1. 11
  1.  

  2. 5

    I can’t take any article on bash programming seriously when it uses unquoted variables, especially one about defensive coding.

    1. 3

      Defensive bash programming is good and important, but this article will not help you do it. Rather, this article is full of advice that is so bad that I suspect that it was written as a satire about bad programming advice.

      The very first line of code in the article has a bug due to not being sufficiently defensive:

      readonly PROGNAME=$(basename $0)
      

      Oh yeah, that’s gonna work real fucking well when $0 is “/home/kragen/buggy software/kfirlavi/rebuild”. This kind of stupid bug is everywhere in this article.

          local files=$@
          local i
          for i in $files
      

      Great, let’s call our filename “i” so that people will think it’s an integer once the loop is more than ten lines long. And hope that they don’t confuse “$i” with “$1”. And also introduce a completely unnecessary bug in handling filenames with spaces; for filename in "$@" would have been clearer, shorter, and most importantly, correct.

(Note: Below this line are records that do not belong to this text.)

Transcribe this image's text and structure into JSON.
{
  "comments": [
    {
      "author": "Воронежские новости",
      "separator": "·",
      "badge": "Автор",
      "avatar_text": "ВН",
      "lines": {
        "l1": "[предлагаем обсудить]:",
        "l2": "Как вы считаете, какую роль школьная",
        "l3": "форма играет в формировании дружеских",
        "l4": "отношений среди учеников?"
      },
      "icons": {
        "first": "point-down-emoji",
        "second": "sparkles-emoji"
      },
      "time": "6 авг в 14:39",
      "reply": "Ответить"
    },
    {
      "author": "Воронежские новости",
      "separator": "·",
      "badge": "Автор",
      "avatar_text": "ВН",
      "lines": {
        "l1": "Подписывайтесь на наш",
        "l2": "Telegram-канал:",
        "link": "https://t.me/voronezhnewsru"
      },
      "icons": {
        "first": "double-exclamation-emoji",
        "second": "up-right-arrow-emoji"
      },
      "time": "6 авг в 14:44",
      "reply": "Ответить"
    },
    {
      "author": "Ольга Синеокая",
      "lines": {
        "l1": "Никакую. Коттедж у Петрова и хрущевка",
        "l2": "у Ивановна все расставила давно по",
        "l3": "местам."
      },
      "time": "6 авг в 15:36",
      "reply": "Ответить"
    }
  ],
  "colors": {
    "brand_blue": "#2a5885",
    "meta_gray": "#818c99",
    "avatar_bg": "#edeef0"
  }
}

      Also, as apenwarr writes, “Assigning $@ to a variable is unspecified and it doesn’t do anything consistent.”

      main()
      • Intuitive for functional programming

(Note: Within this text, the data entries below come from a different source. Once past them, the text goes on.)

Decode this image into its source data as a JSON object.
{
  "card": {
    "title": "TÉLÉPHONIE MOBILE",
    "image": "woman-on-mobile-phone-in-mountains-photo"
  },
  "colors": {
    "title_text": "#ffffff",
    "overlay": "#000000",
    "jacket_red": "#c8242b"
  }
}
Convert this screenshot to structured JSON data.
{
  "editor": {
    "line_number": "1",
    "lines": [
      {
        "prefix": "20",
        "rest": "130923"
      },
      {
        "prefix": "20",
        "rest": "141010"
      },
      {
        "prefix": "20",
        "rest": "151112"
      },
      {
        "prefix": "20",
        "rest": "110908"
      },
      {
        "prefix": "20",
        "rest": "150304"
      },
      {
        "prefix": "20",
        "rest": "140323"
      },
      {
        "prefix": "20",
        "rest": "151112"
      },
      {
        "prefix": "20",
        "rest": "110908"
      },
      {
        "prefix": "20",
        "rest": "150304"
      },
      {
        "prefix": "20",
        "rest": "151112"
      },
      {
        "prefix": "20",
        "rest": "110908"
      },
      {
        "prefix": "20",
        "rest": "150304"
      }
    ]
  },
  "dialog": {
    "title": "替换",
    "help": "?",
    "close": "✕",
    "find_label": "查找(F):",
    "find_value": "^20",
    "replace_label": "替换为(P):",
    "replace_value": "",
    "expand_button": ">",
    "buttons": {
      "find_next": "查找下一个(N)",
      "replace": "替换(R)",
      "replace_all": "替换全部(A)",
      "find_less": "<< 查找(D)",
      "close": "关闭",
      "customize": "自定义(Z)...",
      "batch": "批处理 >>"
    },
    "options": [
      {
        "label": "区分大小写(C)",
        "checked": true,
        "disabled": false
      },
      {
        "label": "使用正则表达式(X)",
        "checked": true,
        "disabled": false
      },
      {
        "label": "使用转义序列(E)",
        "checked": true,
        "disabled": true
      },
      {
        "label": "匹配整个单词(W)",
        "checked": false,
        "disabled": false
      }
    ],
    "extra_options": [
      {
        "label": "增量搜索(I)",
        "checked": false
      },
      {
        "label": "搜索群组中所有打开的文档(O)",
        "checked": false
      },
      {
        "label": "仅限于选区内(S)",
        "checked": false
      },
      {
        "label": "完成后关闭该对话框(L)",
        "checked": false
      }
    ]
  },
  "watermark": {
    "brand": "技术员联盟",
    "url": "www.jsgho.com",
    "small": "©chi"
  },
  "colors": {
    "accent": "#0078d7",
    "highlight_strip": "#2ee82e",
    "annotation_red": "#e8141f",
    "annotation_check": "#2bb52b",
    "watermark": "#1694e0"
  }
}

      This shows that the author doesn’t know what “functional programming” means. Or, arguably, “intuitive”.

      is_not_empty() {
         local var=$1
      
         [[ -n $var ]]
      

      }

      Great, so if is_not_empty errors.log; then echo see errors.log >&2; fi will always print an error message! Whereas if you use [[ -n errors.log ]] then the bug is obvious if you know ksh or bash already.

      Here’s what I recommend for defensive bash:

      • never let bash autosplit your variable expansions; use doublequotes for that.
      • If you need aggregate data structures, consider using argument lists, multi-line files (possibly via a pipe), or using a different programming language, or using bash arrays. Not variables containing space-separated words.
      • always -print0 and -0 for find and xargs. Newlines in filenames are uncommon, but xargs splits on spaces too by default!
      • set -e at the beginning, always. You can use ||: if need be to ignore failures silently. (apenwarr disagrees.)
      • use trap 0 for cleanup.
      • don’t use /tmp unless you’re on a Mac. You’re creating open season for tempfile races.
      • use ${1:?errmsg} to ensure you’re getting called with enough parameters.

      Also, see Insufficiently known POSIX shell features, linked in the comment thread.

      Assuming it’s not actually a satire, @kfirlavi should be commended for sharing his ideas, which is an important part of the process of learning, but he doesn’t seem to realize that he’s still at a very basic level of competence with bash scripting (witness his comments looking down on bash scripts that are even worse than his), and as a result his advice is not very good.

      1. [Comment removed by author]

        1. 5

          I agree with your opinion but I think what the author of the article is trying to point out is: “How to use Bash securely” not “What to use instead of Bash”.

          1. [Comment removed by author]

            1. 2

              It’s not good advice. It’s terrible advice. See my longer top-level comment for details.

              1. 1

                Do you recommend using Bash at all given how hard it is to use correctly?

                1. 2

                  Yes, because there isn’t a plausible alternative. I mean Plan9 rc is less bug-prone but where do you have it installed?